- [Task brief]:
Your response should contain each line of the data that includes "icon".

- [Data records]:
----------

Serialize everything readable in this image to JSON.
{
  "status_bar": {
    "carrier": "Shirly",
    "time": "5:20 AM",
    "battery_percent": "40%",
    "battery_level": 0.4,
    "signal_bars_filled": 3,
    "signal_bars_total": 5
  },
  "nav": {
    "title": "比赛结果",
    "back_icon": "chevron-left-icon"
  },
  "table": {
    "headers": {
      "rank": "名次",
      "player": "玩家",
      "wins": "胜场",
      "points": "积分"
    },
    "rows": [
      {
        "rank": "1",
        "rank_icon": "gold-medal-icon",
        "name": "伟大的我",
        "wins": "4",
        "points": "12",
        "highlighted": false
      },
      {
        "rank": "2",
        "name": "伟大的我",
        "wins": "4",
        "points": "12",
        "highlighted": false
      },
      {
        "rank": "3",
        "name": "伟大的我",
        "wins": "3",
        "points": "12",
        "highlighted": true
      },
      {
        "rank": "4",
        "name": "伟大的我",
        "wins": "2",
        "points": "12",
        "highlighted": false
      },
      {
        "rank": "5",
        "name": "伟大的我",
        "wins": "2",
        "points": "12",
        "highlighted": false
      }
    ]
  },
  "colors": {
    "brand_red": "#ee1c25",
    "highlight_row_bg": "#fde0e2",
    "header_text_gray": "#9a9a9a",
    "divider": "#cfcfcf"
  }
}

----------

- [Result of this task]:
    "back_icon": "chevron-left-icon"
        "rank_icon": "gold-medal-icon",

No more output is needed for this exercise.